**Web page and app entries:**
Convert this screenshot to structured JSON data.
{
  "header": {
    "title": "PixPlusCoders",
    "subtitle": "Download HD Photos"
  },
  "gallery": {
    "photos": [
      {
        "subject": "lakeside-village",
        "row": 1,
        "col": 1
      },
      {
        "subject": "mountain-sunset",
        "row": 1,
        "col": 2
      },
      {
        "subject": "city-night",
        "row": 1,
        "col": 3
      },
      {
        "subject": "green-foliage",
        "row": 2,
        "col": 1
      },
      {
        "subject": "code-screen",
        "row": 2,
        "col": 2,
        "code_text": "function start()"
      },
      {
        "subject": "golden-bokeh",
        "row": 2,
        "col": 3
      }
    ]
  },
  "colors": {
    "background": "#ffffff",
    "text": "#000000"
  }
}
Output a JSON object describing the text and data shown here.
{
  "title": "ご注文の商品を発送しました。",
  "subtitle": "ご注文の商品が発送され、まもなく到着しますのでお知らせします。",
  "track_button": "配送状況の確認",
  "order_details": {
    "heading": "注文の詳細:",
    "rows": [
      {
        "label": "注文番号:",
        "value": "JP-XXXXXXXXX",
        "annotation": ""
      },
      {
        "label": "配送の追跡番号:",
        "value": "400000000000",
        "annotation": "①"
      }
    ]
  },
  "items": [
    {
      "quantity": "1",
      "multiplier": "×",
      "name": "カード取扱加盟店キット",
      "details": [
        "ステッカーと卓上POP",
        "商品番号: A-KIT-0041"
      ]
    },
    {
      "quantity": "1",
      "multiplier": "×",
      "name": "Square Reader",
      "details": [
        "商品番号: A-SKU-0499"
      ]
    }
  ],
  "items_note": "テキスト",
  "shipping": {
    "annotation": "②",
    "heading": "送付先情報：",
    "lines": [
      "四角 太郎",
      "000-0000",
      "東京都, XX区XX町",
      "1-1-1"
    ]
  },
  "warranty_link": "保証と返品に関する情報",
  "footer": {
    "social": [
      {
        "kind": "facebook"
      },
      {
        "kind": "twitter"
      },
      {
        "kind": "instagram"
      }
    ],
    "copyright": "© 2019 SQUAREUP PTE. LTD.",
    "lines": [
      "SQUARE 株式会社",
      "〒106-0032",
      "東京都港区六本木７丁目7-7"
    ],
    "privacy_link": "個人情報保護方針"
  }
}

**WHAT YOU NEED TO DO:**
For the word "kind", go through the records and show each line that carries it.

**TASK ANSWER:**
        "kind": "facebook"
        "kind": "twitter"
        "kind": "instagram"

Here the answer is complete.